The lost art of whole blood transfusion in austere environments

Geir Strandenes*, Tor A. Hervig, Christopher K. Bjerkvig, Steve Williams, Håkon S. Eliassen, Theodor K. Fosse, Hans Torvanger, Andrew P. Cap

*Corresponding author for this work

Research output: Contribution to journalArticlepeer-review

14 Scopus citations

Abstract

The optimal resuscitation fluid for uncontrolled bleeding and hemorrhagic shock in both pre-and in-hospital settings has been an ongoing controversy for decades. Hemorrhage continues to be a major cause of death in both the civilian and military trauma population, and survival depends on adequacy of hemorrhage control and resuscitation between onset of bleeding and arrival at a medical treatment facility. The terms far-forward and austere are defined, respectively, as the environment where professional health care providers normally do not operate and a setting in which basic equipment and capabilities necessary for resuscitation are often not available. The relative austerity of a treatment setting may be a function of timing rather than just location, as life-saving interventions must be performed quickly before hemorrhagic shock becomes irreversible. Fresh whole blood transfusions in the field may be a feasible life-saving procedure when facing significant hemorrhage.

Original languageEnglish
Pages (from-to)129-134
Number of pages6
JournalCurrent Sports Medicine Reports
Volume14
Issue number2
DOIs
StatePublished - 11 Mar 2015
Externally publishedYes

Fingerprint

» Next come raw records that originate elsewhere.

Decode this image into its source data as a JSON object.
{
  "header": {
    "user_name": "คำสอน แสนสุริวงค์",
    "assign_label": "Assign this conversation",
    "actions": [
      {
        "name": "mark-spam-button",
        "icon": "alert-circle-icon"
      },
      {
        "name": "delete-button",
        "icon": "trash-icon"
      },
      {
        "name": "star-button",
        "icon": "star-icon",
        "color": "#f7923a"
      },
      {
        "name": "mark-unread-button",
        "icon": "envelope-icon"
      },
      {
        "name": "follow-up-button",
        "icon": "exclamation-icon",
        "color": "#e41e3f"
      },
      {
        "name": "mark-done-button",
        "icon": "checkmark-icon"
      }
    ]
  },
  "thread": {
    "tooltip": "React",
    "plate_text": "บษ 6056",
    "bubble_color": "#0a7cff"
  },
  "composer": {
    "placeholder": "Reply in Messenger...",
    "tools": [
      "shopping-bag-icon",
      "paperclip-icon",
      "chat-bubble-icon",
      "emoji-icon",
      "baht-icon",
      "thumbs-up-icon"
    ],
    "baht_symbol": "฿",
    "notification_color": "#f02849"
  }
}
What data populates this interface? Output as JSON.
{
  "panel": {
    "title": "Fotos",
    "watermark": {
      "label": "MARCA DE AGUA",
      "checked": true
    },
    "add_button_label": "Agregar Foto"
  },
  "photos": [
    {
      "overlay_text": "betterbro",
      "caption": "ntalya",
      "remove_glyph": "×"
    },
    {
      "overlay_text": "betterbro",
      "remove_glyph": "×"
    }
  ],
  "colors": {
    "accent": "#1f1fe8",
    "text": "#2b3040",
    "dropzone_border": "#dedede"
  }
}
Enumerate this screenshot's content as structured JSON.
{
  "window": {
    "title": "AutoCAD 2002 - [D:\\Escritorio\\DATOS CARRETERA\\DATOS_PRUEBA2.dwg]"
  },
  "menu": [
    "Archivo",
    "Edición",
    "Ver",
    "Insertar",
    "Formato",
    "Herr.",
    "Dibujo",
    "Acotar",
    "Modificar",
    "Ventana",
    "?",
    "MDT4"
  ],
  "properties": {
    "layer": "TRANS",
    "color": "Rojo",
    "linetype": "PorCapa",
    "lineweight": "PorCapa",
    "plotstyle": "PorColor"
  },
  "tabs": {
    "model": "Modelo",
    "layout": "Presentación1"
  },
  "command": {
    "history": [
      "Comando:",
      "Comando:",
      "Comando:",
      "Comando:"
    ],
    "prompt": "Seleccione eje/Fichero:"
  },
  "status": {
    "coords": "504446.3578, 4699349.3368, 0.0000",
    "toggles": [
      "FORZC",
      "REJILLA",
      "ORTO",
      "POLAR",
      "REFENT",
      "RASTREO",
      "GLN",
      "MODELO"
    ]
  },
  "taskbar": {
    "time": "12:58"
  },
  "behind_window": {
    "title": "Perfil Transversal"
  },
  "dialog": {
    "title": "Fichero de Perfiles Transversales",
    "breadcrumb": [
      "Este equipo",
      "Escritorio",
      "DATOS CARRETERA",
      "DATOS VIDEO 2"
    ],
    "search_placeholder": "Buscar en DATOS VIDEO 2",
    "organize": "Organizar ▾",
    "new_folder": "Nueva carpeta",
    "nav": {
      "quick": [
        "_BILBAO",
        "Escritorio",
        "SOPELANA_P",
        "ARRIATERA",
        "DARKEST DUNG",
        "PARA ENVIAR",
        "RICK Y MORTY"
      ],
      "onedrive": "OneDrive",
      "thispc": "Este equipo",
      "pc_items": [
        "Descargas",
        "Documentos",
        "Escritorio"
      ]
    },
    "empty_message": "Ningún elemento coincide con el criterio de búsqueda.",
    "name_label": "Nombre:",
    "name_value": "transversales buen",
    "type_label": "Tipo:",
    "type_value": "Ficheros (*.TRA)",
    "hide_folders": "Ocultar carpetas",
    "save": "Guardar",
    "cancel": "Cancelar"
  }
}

Dive into the research topics of 'The lost art of whole blood transfusion in austere environments'. Together they form a unique fingerprint.

Cite this